SOURCE RECORDS.
--

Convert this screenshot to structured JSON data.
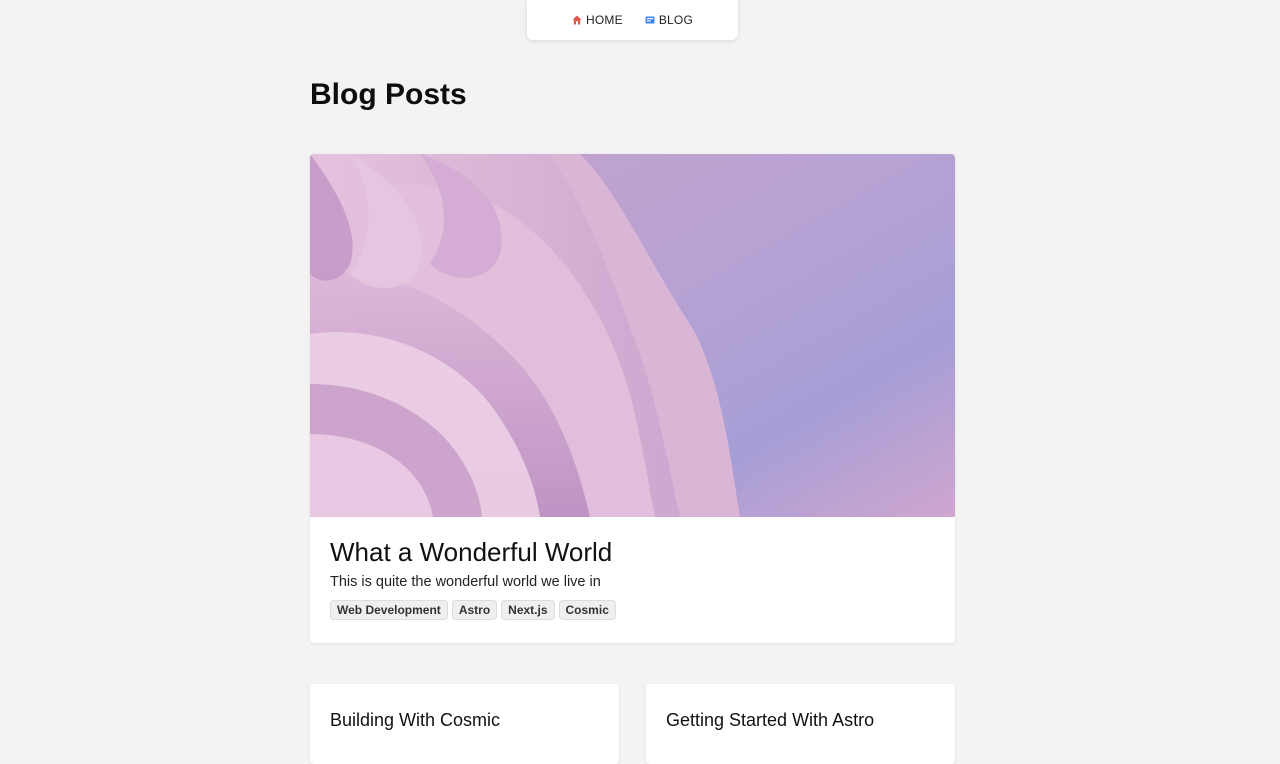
{
  "nav": {
    "items": [
      {
        "label": "HOME",
        "icon": "home-icon",
        "icon_color": "#d9534f"
      },
      {
        "label": "BLOG",
        "icon": "blog-icon",
        "icon_color": "#3b82f6"
      }
    ]
  },
  "page": {
    "title": "Blog Posts"
  },
  "featured_post": {
    "title": "What a Wonderful World",
    "description": "This is quite the wonderful world we live in",
    "tags": [
      "Web Development",
      "Astro",
      "Next.js",
      "Cosmic"
    ]
  },
  "posts": [
    {
      "title": "Building With Cosmic"
    },
    {
      "title": "Getting Started With Astro"
    }
  ]
}
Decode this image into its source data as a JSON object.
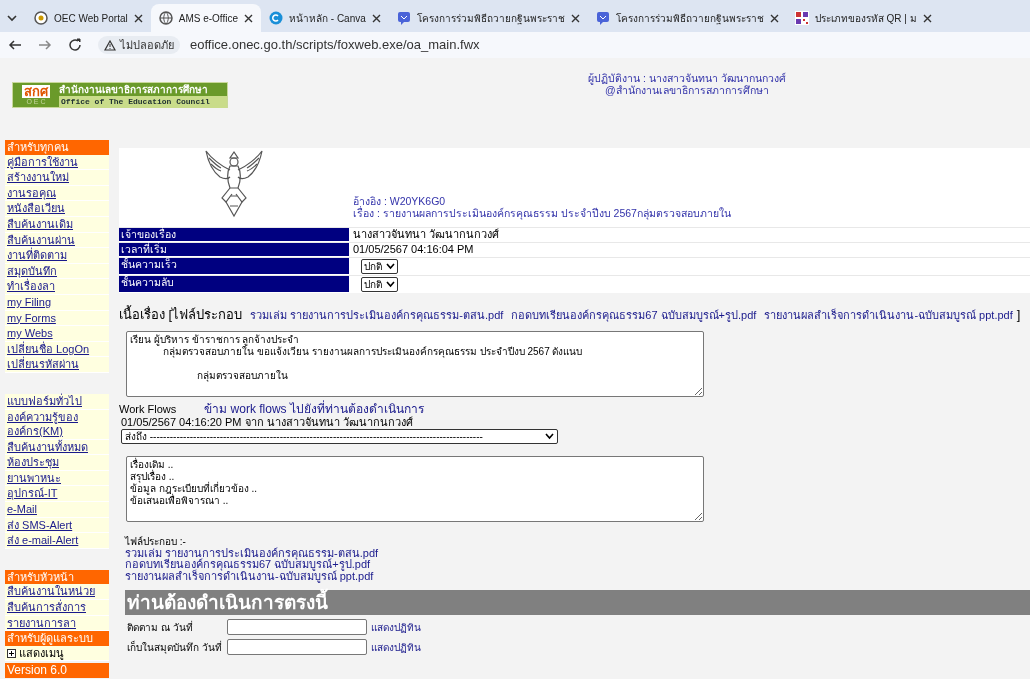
{
  "browser": {
    "tabs": [
      {
        "title": "OEC Web Portal",
        "kind": "portal",
        "selected": false
      },
      {
        "title": "AMS e-Office",
        "kind": "globe",
        "selected": true
      },
      {
        "title": "หน้าหลัก - Canva",
        "kind": "canva",
        "selected": false
      },
      {
        "title": "โครงการร่วมพิธีถวายกฐินพระราช",
        "kind": "chat",
        "selected": false
      },
      {
        "title": "โครงการร่วมพิธีถวายกฐินพระราช",
        "kind": "chat",
        "selected": false
      },
      {
        "title": "ประเภทของรหัส QR | ม",
        "kind": "qr",
        "selected": false
      }
    ],
    "security": "ไม่ปลอดภัย",
    "url": "eoffice.onec.go.th/scripts/foxweb.exe/oa_main.fwx"
  },
  "header": {
    "logo": {
      "mark": "สกศ",
      "mark_sub": "O E C",
      "name_th": "สำนักงานเลขาธิการสภาการศึกษา",
      "name_en": "Office of The Education Council"
    },
    "user": "ผู้ปฏิบัติงาน : นางสาวจันทนา วัฒนากนกวงศ์",
    "org": "@สำนักงานเลขาธิการสภาการศึกษา"
  },
  "sidebar": {
    "groups": [
      {
        "header": "สำหรับทุกคน",
        "items": [
          {
            "label": "คู่มือการใช้งาน",
            "kind": "link"
          },
          {
            "label": "สร้างงานใหม่",
            "kind": "link"
          },
          {
            "label": "งานรอคุณ",
            "kind": "link"
          },
          {
            "label": "หนังสือเวียน",
            "kind": "link"
          },
          {
            "label": "สืบค้นงานเดิม",
            "kind": "link"
          },
          {
            "label": "สืบค้นงานผ่าน",
            "kind": "link"
          },
          {
            "label": "งานที่ติดตาม",
            "kind": "link"
          },
          {
            "label": "สมุดบันทึก",
            "kind": "link"
          },
          {
            "label": "ทำเรื่องลา",
            "kind": "link"
          },
          {
            "label": "my Filing",
            "kind": "link"
          },
          {
            "label": "my Forms",
            "kind": "link"
          },
          {
            "label": "my Webs",
            "kind": "link"
          },
          {
            "label": "เปลี่ยนชื่อ LogOn",
            "kind": "link"
          },
          {
            "label": "เปลี่ยนรหัสผ่าน",
            "kind": "link"
          }
        ]
      },
      {
        "items": [
          {
            "label": "แบบฟอร์มทั่วไป",
            "kind": "link"
          },
          {
            "label": "องค์ความรู้ขององค์กร(KM)",
            "kind": "link"
          },
          {
            "label": "สืบค้นงานทั้งหมด",
            "kind": "link"
          },
          {
            "label": "ห้องประชุม",
            "kind": "link"
          },
          {
            "label": "ยานพาหนะ",
            "kind": "link"
          },
          {
            "label": "อุปกรณ์-IT",
            "kind": "link"
          },
          {
            "label": "e-Mail",
            "kind": "link"
          },
          {
            "label": "ส่ง SMS-Alert",
            "kind": "link"
          },
          {
            "label": "ส่ง e-mail-Alert",
            "kind": "link"
          }
        ]
      },
      {
        "header": "สำหรับหัวหน้า",
        "items": [
          {
            "label": "สืบค้นงานในหน่วย",
            "kind": "link"
          },
          {
            "label": "สืบค้นการสั่งการ",
            "kind": "link"
          },
          {
            "label": "รายงานการลา",
            "kind": "link"
          }
        ]
      },
      {
        "header": "สำหรับผู้ดูแลระบบ",
        "items": [
          {
            "label": "แสดงเมนู",
            "kind": "expander",
            "expanded": false
          }
        ]
      }
    ],
    "version": "Version 6.0"
  },
  "document": {
    "reference": "อ้างอิง : W20YK6G0",
    "subject": "เรื่อง : รายงานผลการประเมินองค์กรคุณธรรม ประจำปีงบ 2567กลุ่มตรวจสอบภายใน",
    "fields": [
      {
        "label": "เจ้าของเรื่อง",
        "kind": "text",
        "value": "นางสาวจันทนา วัฒนากนกวงศ์"
      },
      {
        "label": "เวลาที่เริ่ม",
        "kind": "text",
        "value": "01/05/2567 04:16:04 PM"
      },
      {
        "label": "ชั้นความเร็ว",
        "kind": "select",
        "value": "ปกติ"
      },
      {
        "label": "ชั้นความลับ",
        "kind": "select",
        "value": "ปกติ"
      }
    ],
    "body_label": "เนื้อเรื่อง",
    "attach_open": "[ไฟล์ประกอบ",
    "attach_close": "]",
    "attachments": [
      "รวมเล่ม รายงานการประเมินองค์กรคุณธรรม-ตสน.pdf",
      "กอดบทเรียนองค์กรคุณธรรม67 ฉบับสมบูรณ์+รูป.pdf",
      "รายงานผลสำเร็จการดำเนินงาน-ฉบับสมบูรณ์ ppt.pdf"
    ],
    "body_text": "เรียน ผู้บริหาร ข้าราชการ ลูกจ้างประจำ\n            กลุ่มตรวจสอบภายใน ขอแจ้งเวียน รายงานผลการประเมินองค์กรคุณธรรม ประจำปีงบ 2567 ดังแนบ\n\n                        กลุ่มตรวจสอบภายใน"
  },
  "workflow": {
    "label": "Work Flows",
    "skip_link": "ข้าม work flows ไปยังที่ท่านต้องดำเนินการ",
    "entry": "01/05/2567 04:16:20 PM จาก นางสาวจันทนา วัฒนากนกวงศ์",
    "send_to": "ส่งถึง ----------------------------------------------------------------------------------------------------",
    "note_text": "เรื่องเดิม ..\nสรุปเรื่อง ..\nข้อมูล กฎระเบียบที่เกี่ยวข้อง ..\nข้อเสนอเพื่อพิจารณา .."
  },
  "files": {
    "label": "ไฟล์ประกอบ :-",
    "items": [
      "รวมเล่ม รายงานการประเมินองค์กรคุณธรรม-ตสน.pdf",
      "กอดบทเรียนองค์กรคุณธรรม67 ฉบับสมบูรณ์+รูป.pdf",
      "รายงานผลสำเร็จการดำเนินงาน-ฉบับสมบูรณ์ ppt.pdf"
    ]
  },
  "action": {
    "title": "ท่านต้องดำเนินการตรงนี้",
    "rows": [
      {
        "label": "ติดตาม ณ วันที่",
        "link": "แสดงปฏิทิน"
      },
      {
        "label": "เก็บในสมุดบันทึก วันที่",
        "link": "แสดงปฏิทิน"
      }
    ]
  }
}
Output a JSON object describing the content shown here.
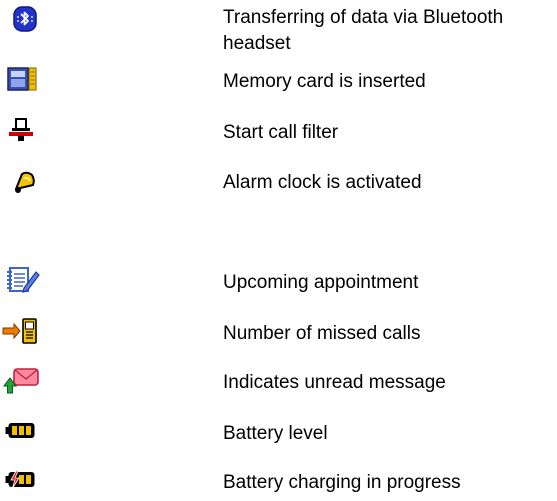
{
  "rows": [
    {
      "icon": "bluetooth-transfer-icon",
      "text": "Transferring of data via Bluetooth headset"
    },
    {
      "icon": "memory-card-icon",
      "text": "Memory card is inserted"
    },
    {
      "icon": "call-filter-icon",
      "text": "Start call filter"
    },
    {
      "icon": "alarm-bell-icon",
      "text": "Alarm clock is activated"
    },
    {
      "icon": "appointment-notepad-icon",
      "text": "Upcoming appointment"
    },
    {
      "icon": "missed-calls-icon",
      "text": "Number of missed calls"
    },
    {
      "icon": "unread-message-icon",
      "text": "Indicates unread message"
    },
    {
      "icon": "battery-level-icon",
      "text": "Battery level"
    },
    {
      "icon": "battery-charging-icon",
      "text": "Battery charging in progress"
    }
  ],
  "colors": {
    "bluetooth_blue": "#2233cc",
    "card_blue": "#3a4fb5",
    "card_yellow": "#f2c200",
    "filter_red": "#cc0000",
    "bell_yellow": "#f5c400",
    "notepad_blue": "#3b62d6",
    "envelope_pink": "#ff8aa0",
    "arrow_green": "#23a23a",
    "battery_yellow": "#f0c000",
    "charge_red": "#e01b1b"
  }
}
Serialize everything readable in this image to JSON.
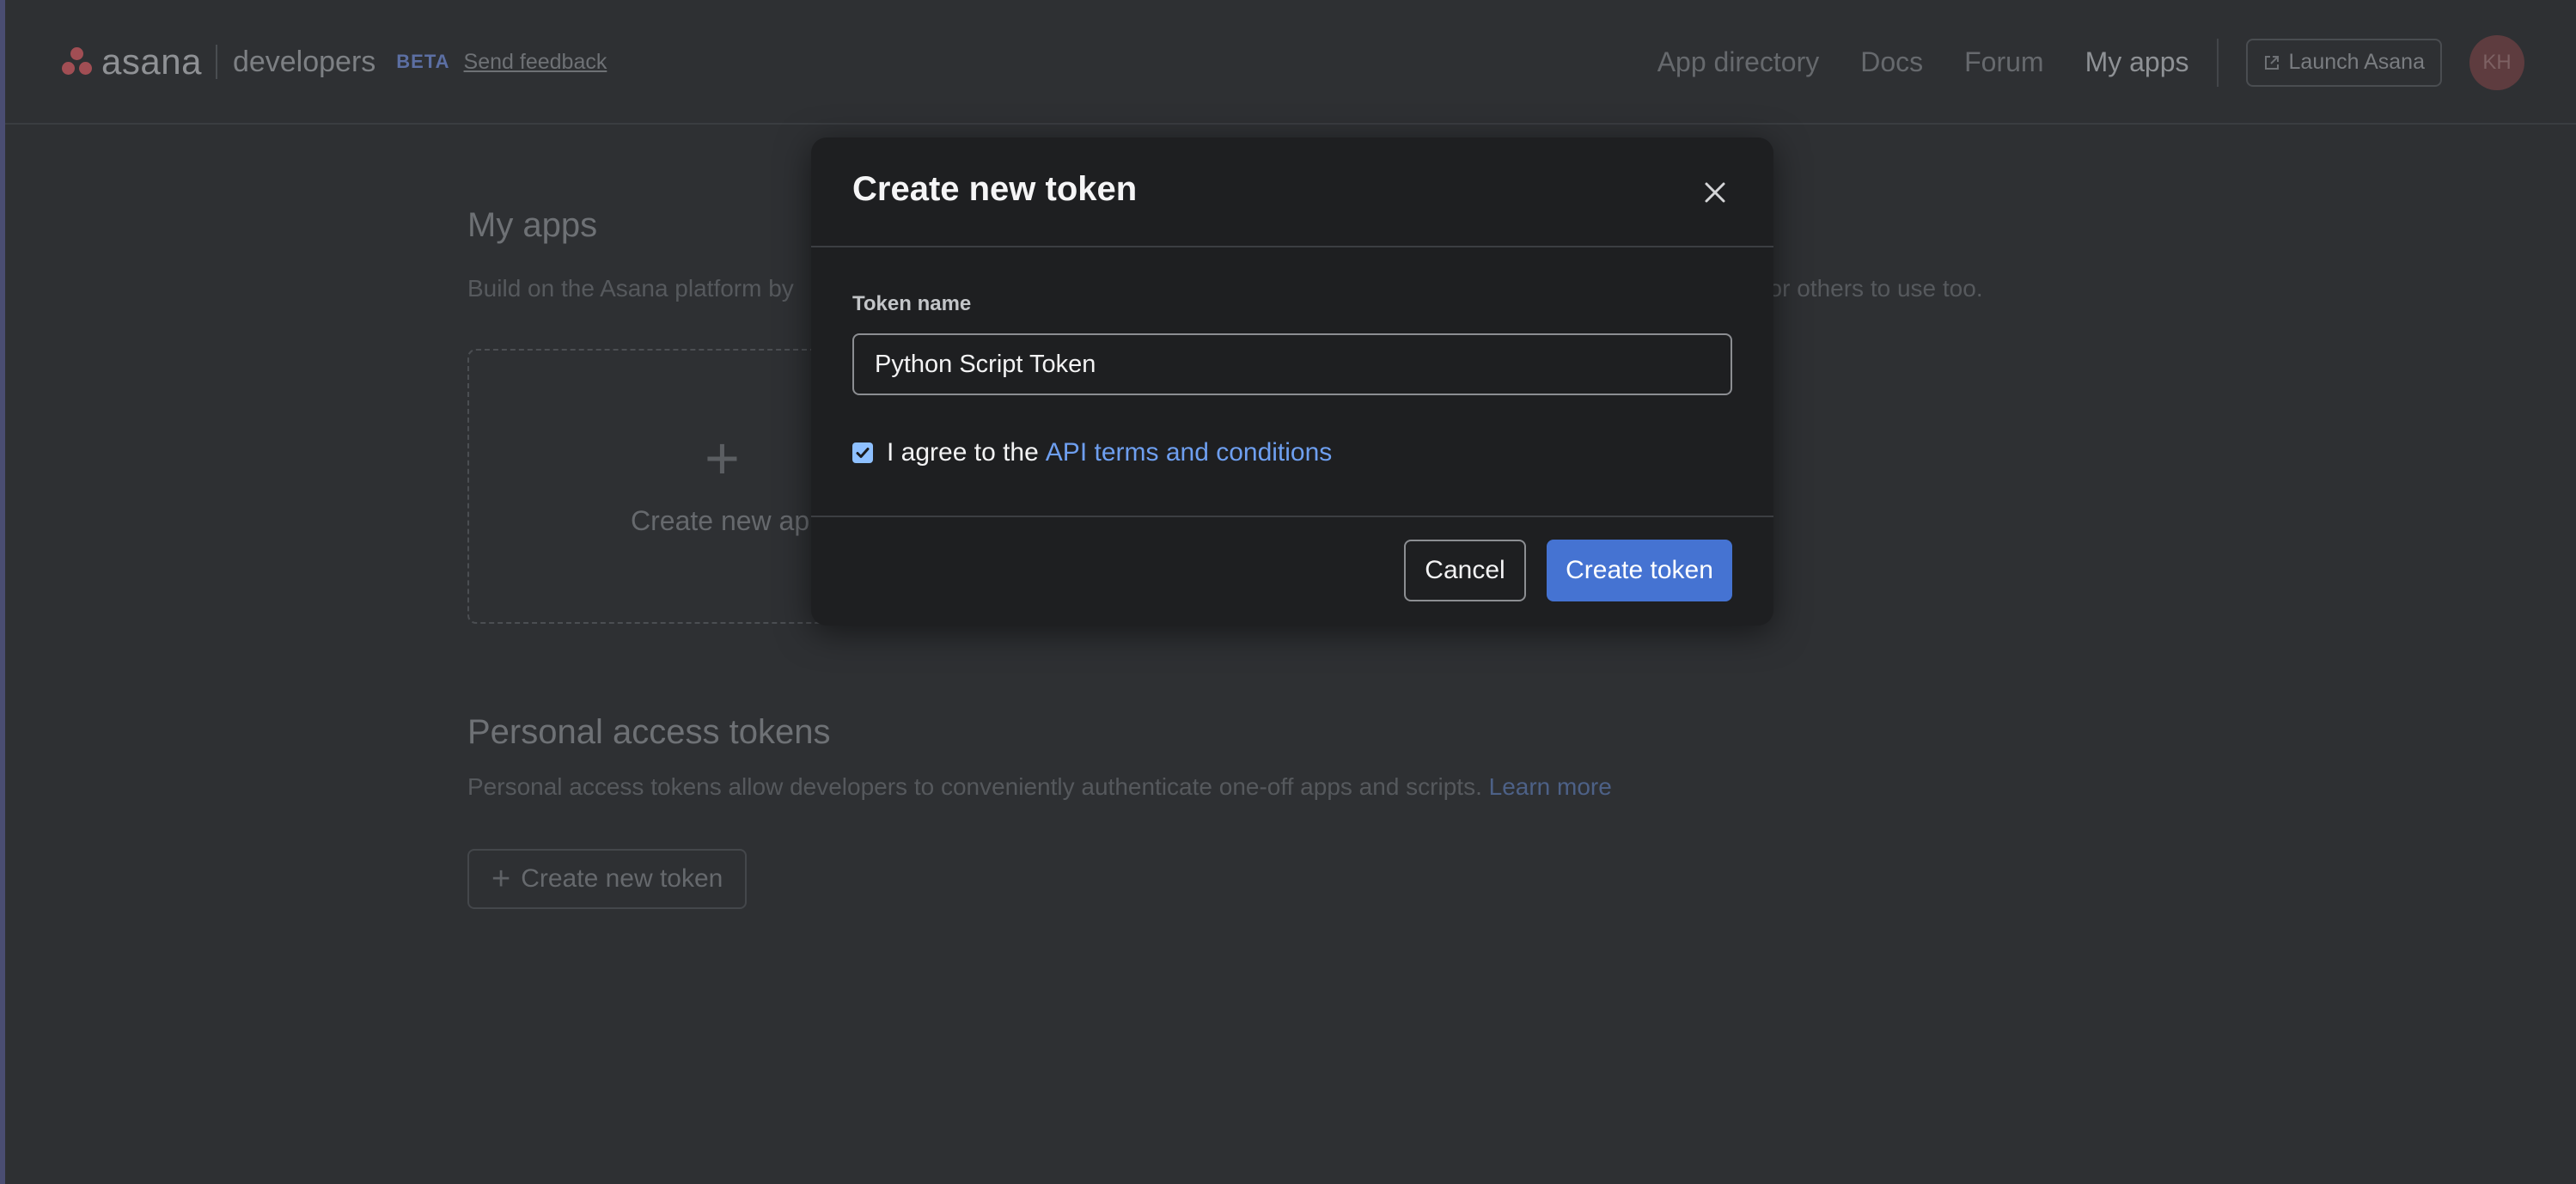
{
  "header": {
    "logo_word": "asana",
    "logo_suffix": "developers",
    "beta_badge": "BETA",
    "feedback_link": "Send feedback",
    "nav": [
      "App directory",
      "Docs",
      "Forum",
      "My apps"
    ],
    "active_nav": "My apps",
    "launch_button": "Launch Asana",
    "avatar_initials": "KH"
  },
  "main": {
    "my_apps_title": "My apps",
    "my_apps_desc_visible_left": "Build on the Asana platform by",
    "my_apps_desc_visible_right": "y for others to use too.",
    "create_app_card_plus": "+",
    "create_app_card_label": "Create new ap",
    "pat_title": "Personal access tokens",
    "pat_desc": "Personal access tokens allow developers to conveniently authenticate one-off apps and scripts.",
    "pat_learn_more": "Learn more",
    "create_token_outline_label": "Create new token"
  },
  "modal": {
    "title": "Create new token",
    "token_name_label": "Token name",
    "token_name_value": "Python Script Token",
    "agree_checked": true,
    "agree_text": "I agree to the",
    "agree_link": "API terms and conditions",
    "cancel_label": "Cancel",
    "create_label": "Create token"
  },
  "colors": {
    "page_bg": "#2e3033",
    "modal_bg": "#1e1f21",
    "accent_blue": "#4573d2",
    "link_blue": "#6e9ff0",
    "logo_red": "#a14e54"
  }
}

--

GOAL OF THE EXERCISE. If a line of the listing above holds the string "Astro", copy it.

ANSWER TO THIS TASK.
      "Astro",
      "title": "Getting Started With Astro"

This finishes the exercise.